Sharon Foster and her husband introduced me to Marshall twenty years ago. They brought him spring cleanup a local school, together we planted a mound of strawberries. He was funny, energized and a creative person and we were neighbours, living in studios on the opposite side of Portland Street in Toronto.
Marshal was living art, handsome in baggy blue jeans, singlet, worn Birkenstock and floppy brimmed hat. He effortlessly played music instruments, cooked, constructed, sculpted and painted.
For me he built shelves and an outside staircase to my studio.
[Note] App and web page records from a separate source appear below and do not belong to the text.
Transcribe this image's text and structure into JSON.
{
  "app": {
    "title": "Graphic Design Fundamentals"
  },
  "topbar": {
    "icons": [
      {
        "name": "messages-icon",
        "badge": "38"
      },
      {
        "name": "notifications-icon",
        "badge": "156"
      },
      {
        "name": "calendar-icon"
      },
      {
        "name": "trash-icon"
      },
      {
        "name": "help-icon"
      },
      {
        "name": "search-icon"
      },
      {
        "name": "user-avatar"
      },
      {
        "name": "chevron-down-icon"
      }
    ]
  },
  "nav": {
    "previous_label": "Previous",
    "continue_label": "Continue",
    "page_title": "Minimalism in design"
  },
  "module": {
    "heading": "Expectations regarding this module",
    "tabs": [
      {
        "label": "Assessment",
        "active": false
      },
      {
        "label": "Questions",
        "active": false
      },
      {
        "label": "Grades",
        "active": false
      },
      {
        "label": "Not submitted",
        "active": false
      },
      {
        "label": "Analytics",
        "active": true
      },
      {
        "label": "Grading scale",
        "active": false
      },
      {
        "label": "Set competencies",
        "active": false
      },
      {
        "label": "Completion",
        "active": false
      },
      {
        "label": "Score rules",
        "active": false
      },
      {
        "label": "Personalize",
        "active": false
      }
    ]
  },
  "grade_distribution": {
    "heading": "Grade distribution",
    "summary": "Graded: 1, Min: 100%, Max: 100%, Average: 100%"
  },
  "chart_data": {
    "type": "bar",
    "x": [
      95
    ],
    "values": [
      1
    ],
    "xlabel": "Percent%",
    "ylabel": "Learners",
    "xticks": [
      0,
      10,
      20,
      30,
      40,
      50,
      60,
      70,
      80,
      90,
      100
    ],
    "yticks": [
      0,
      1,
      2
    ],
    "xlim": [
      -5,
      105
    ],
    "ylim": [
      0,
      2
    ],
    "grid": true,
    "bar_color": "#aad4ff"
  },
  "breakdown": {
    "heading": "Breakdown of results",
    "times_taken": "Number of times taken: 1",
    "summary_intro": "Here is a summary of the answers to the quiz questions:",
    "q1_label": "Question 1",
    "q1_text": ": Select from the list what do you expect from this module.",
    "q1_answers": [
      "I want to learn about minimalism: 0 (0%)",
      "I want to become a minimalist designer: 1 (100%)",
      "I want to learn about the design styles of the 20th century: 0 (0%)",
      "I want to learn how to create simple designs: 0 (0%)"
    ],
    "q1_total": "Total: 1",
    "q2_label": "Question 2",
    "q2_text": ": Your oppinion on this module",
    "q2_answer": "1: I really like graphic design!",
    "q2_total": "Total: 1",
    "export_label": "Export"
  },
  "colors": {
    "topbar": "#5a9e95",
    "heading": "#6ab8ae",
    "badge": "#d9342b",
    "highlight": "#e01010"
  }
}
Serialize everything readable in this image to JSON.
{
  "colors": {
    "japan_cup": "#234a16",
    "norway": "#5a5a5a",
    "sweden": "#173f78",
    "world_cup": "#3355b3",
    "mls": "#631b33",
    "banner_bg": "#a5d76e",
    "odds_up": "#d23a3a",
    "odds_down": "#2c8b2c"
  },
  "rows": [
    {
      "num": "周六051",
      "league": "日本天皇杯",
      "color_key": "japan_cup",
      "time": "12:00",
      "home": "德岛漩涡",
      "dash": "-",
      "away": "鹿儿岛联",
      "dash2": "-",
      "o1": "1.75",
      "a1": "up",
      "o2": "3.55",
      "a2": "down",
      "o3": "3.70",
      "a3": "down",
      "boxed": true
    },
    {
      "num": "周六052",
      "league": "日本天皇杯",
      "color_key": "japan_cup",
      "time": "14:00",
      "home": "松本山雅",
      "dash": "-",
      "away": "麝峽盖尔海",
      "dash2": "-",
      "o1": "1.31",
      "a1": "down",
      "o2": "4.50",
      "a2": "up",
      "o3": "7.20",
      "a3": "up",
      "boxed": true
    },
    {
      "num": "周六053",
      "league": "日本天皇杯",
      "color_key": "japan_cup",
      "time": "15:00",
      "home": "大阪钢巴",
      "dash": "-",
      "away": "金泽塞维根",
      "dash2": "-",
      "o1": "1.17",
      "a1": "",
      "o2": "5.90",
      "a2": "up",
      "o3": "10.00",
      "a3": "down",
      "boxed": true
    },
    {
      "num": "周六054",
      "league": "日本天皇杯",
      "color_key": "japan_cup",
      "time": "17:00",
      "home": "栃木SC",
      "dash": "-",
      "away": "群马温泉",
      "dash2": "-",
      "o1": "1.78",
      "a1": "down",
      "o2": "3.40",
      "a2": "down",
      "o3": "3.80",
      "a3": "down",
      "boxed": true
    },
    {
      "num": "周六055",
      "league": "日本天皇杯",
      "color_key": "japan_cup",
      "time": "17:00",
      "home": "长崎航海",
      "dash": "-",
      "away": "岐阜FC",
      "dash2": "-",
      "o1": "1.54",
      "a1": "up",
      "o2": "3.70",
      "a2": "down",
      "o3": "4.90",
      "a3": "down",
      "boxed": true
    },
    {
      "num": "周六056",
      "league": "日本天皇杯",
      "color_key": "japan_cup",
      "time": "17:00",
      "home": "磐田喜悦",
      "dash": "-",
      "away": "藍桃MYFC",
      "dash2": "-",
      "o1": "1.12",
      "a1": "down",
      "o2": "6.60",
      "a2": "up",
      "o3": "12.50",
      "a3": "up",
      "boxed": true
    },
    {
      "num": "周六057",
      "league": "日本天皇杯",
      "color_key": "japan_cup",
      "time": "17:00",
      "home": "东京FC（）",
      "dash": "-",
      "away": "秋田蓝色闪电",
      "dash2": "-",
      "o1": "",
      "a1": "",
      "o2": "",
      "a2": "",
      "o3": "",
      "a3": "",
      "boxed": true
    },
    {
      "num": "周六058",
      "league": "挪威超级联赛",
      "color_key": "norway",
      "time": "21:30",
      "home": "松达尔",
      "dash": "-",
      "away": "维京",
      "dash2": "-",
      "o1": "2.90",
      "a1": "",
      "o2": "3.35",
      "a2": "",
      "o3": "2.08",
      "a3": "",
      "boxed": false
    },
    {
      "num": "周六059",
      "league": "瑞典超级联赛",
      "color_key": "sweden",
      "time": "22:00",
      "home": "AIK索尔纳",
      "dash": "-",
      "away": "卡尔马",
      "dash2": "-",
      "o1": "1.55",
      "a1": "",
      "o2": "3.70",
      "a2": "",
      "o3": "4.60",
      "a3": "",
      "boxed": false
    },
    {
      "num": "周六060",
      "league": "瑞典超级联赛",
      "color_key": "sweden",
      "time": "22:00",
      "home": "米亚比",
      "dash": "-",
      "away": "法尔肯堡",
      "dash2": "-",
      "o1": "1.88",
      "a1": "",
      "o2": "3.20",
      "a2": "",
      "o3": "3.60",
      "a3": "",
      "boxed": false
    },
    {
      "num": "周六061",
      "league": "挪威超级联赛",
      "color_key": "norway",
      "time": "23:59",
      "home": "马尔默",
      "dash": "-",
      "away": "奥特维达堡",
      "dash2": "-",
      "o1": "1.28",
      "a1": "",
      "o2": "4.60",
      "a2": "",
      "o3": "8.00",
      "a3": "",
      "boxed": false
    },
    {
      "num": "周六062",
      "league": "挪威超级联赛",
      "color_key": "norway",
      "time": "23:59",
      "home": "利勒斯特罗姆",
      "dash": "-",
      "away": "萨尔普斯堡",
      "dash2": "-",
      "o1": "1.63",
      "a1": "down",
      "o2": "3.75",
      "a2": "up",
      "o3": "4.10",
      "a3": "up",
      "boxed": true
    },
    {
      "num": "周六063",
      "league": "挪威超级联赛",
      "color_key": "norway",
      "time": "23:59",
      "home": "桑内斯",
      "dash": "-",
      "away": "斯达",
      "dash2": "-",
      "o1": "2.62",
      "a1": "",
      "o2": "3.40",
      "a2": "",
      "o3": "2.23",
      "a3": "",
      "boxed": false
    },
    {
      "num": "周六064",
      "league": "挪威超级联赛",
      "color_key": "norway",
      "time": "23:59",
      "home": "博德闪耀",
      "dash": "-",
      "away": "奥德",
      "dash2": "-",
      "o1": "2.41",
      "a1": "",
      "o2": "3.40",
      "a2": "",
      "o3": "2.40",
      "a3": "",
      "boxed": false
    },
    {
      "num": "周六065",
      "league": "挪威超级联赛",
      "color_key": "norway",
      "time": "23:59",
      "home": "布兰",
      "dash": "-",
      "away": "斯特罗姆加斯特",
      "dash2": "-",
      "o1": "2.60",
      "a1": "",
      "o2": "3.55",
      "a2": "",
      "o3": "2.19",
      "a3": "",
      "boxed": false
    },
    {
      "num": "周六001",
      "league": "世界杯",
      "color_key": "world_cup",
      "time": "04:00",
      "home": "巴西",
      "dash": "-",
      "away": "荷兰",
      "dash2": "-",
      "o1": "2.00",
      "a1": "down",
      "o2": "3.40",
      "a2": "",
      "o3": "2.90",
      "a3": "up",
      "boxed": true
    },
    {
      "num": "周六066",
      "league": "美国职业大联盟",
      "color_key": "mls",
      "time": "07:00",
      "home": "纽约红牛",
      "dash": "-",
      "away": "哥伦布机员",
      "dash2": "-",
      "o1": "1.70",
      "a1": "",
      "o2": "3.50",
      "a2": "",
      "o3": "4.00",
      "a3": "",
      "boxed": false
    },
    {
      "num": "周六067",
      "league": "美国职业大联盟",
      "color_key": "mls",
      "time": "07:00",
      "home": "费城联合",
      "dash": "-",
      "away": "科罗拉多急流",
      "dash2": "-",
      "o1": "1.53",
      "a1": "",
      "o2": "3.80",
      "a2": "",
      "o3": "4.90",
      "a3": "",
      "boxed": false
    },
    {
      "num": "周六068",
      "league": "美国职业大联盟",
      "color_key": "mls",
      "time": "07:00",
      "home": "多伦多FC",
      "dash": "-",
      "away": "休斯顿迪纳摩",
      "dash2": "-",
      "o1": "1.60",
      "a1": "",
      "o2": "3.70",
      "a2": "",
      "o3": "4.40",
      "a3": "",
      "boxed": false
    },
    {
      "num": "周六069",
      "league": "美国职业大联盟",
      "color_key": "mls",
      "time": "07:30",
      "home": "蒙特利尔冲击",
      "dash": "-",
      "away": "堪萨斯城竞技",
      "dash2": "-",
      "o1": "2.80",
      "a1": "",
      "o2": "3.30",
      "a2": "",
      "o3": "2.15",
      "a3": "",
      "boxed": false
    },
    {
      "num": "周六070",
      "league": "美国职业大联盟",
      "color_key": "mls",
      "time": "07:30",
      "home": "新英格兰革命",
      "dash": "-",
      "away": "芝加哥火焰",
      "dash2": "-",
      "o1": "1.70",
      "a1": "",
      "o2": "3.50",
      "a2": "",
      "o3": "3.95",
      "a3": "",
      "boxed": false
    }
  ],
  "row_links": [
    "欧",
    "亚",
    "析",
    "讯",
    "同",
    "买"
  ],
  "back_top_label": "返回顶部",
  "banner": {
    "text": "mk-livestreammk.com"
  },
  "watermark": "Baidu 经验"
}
We dated for a few weeks. Together, in his studio, for first date supper, we were both nervous. His flat was swept, maybe even mopped and the stuff piled away so there was space. It smelled like tuna and the sardines he fed the cat. The supper was planned and prepped but didn’t get cooked, the meal derailed due to drink. We bickered. He said he didn’t want a girlfriend.
I collected castoff architectural things. One day I found a pair of enormous two-handled, tree saws I knew he would love. I asked Marshall to wait in my garden as I brought them down from inside; he was so touched by the antiques or maybe the endurance of friendship after relationship shortfall, I think he cried.
At my new house he hung several old doors, perfectly. He used reclaimed molding to make a door lintel.
He was a constant friend. He called me every couple of weeks until recently. Saturday mornings he’d tell me if the cat seemed sick or was missing. How he got fired from an employer, only to have the same person figure later in the story as a supportive friend, who maybe lent him a phone or bought phone card. It often sounded like Marshall was living at the edge industrial park the building a parking attendant might work from. He asked if he could move into my garden shed. If I had said yes, the shed would certainly be in better state than it is now. But I said no. The calls slowed.
He sacrificed everything, comfort, companionship, art supplies, to be who he was. Alcohol was a constant.
He placed one of his sculptures in my garden. It is carved from a concrete parking bumper, an almost impossible medium to shape. There is a vertical wave and rising swirls. It is covered with moss: Marshall’s sculpture.